Data provided =>
*** Begin section ***
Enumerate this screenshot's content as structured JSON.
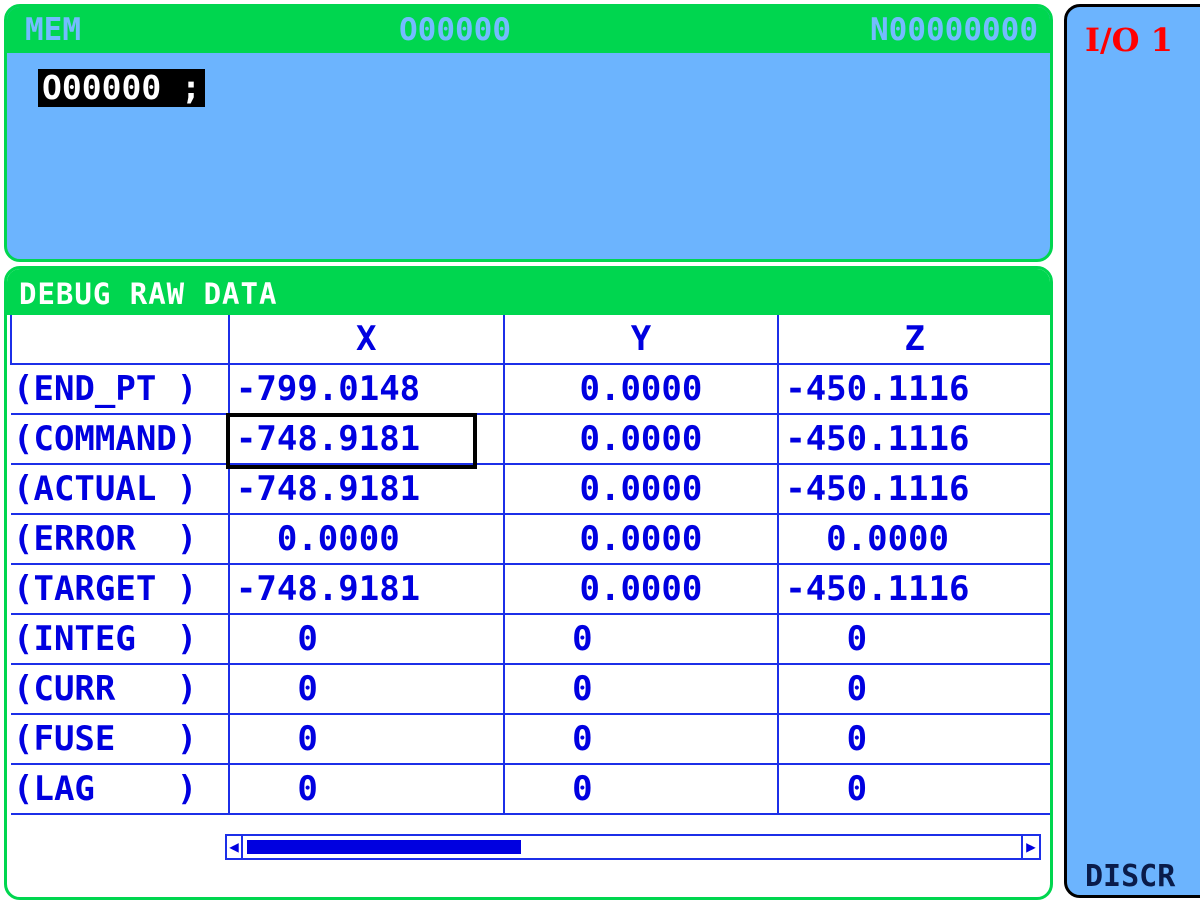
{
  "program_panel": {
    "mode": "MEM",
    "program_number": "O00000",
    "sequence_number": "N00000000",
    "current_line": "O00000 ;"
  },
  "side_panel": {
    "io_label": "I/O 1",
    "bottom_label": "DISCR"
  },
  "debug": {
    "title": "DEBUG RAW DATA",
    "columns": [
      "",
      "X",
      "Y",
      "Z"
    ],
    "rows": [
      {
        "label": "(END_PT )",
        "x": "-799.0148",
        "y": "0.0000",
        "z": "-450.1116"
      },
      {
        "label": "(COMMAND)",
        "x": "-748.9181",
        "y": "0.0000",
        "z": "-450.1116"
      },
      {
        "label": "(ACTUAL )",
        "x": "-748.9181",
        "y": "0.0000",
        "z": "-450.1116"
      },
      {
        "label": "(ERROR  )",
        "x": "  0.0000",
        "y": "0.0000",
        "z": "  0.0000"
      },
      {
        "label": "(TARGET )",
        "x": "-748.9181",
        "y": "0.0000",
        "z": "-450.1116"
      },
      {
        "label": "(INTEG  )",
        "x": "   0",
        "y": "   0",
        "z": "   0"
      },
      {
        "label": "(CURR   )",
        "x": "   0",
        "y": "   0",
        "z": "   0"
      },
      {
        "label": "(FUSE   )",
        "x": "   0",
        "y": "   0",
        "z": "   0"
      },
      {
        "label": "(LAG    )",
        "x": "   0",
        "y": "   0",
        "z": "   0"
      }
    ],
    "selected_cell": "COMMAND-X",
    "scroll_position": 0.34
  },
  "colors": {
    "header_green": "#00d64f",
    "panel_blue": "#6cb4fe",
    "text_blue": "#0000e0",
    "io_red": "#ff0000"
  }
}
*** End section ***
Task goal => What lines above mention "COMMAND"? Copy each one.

Task result =>
        "label": "(COMMAND)",
    "selected_cell": "COMMAND-X",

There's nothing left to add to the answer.